Document Detail


Increased expression of heparan sulfate proteoglycan on the cultured renal epithelial cells during oxalate exposure.
MedLine Citation:
PMID:  18981681     Owner:  NLM     Status:  MEDLINE    
Abstract/OtherAbstract:
We have previously reported that heparan sulfate (HS) / heparan sulfate proteoglycan (HSPG, syndecan-1) expression significantly increased in the rat kidney during calcium oxalate (CaOx) nephrolithiasis. Although the exact mechanism of the increased syndecan expression still remains unclear, HS/syndecan is thought to have some important roles in CaOx crystal formation. The present study examined the role of HS during oxalate exposure by using a newly developed cell line (KIC-synd-1) that expresses human heparan sulfate proteoglycan (syndecan-1). Quantitative competitive (QC)-RT-PCR was used to examine change of syndecan-1 mRNA expression in KIC-synd-1 cells. Production of syndecan-1 core protein and glycosaminoglycans (GAGs) were also confirmed by Western blot, immunohistochemistry and HPLC, respectively. Wild type Mardin-Darby canine kidney (MDCK) cells were also examined in the same manner. The stable expression of syndecan-1 gene and production of both core protein and HS chains were confirmed in the newly developed KIC-synd-1 cell line. Increased syndecan-1 mRNA expression and production of core proteins were confirmed in KIC-synd-1 cells during oxalate exposure. MTT assay revealed that the cell viability decreased significantly in the MDCK cells after 1 mM oxalate exposure (p<0.05). On the other hand, there was no significant difference in the oxalate exposed KIC-synd-1 cells. However, the cell viability in KIC-synd-1 cells pretreated with heparitinase digestion decreased significantly before oxalate exposure (p<0.05). The present data suggests that both exogenous and endogenous HS exerts protective effect against oxalate-induced cell injuries. Previous studies in our laboratory have indicated that hyperoxaluria and deposition of CaOx crystals resulted in renal tubular cellular injury inducing the synthesis of HSPG to protect and repair the damaged epithelial cell surface. The present data offers strong support for this hypothesis. Finally, HS could be potent inhibitor of CaOx nephrolithiasis and the absence of this substance on the tubular surface may increase the risk of CaOx crystal formation and retention.
Authors:
Mitsunori Matsuo
Publication Detail:
Type:  Journal Article; Research Support, Non-U.S. Gov't    
Journal Detail:
Title:  The Kurume medical journal     Volume:  55     ISSN:  1881-2090     ISO Abbreviation:  Kurume Med J     Publication Date:  2008  
Date Detail:
Created Date:  2008-11-04     Completed Date:  2009-01-15     Revised Date:  -    
Medline Journal Info:
Nlm Unique ID:  2985210R     Medline TA:  Kurume Med J     Country:  Japan    
Other Details:
Languages:  eng     Pagination:  19-28     Citation Subset:  IM    
Affiliation:
Department of Urology, Kurume University School of Medicine, Japan. mmatsuo@med.kurume-u.ac.jp
Export Citation:
APA/MLA Format     Download EndNote     Download BibTex
MeSH Terms
Descriptor/Qualifier:
Animals
Base Sequence
Calcium Oxalate / toxicity*
Cell Line
Cell Survival / drug effects
DNA Primers / genetics
Dogs
Epithelial Cells / drug effects,  metabolism
Gene Expression / drug effects
Humans
Kidney / cytology,  drug effects*,  metabolism
Nephrolithiasis / etiology
Recombinant Proteins / biosynthesis,  genetics
Syndecan-1 / biosynthesis*,  genetics*
Chemical
Reg. No./Substance:
0/DNA Primers; 0/Recombinant Proteins; 0/SDC1 protein, human; 0/Syndecan-1; 25454-23-3/Calcium Oxalate

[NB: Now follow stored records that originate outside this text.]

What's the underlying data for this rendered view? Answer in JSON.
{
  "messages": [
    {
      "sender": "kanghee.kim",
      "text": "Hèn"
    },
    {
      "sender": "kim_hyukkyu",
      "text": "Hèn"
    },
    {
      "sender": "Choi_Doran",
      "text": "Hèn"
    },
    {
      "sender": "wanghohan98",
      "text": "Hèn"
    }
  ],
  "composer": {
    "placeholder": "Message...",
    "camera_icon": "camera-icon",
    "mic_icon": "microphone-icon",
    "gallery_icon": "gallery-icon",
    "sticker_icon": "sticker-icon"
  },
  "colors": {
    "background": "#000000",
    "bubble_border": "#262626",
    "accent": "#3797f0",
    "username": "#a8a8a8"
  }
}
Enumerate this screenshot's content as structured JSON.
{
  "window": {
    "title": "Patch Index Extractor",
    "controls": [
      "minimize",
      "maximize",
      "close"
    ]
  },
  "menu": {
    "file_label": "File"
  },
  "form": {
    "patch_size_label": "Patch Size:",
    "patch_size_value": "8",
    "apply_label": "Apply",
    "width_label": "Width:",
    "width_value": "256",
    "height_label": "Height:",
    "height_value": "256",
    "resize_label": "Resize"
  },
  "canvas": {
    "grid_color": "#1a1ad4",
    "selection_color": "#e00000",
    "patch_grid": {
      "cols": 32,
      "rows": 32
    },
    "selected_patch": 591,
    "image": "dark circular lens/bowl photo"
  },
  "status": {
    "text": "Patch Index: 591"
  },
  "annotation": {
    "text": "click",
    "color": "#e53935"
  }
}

From MEDLINE®/PubMed®, a database of the U.S. National Library of Medicine


Previous Document:  Reduced pulmonary function is associated with enhanced inflammation and tissue inhibitor of metallop...
Next Document:  The oldest patient with gallstone ileus: report of a case and review of 176 cases in Japan.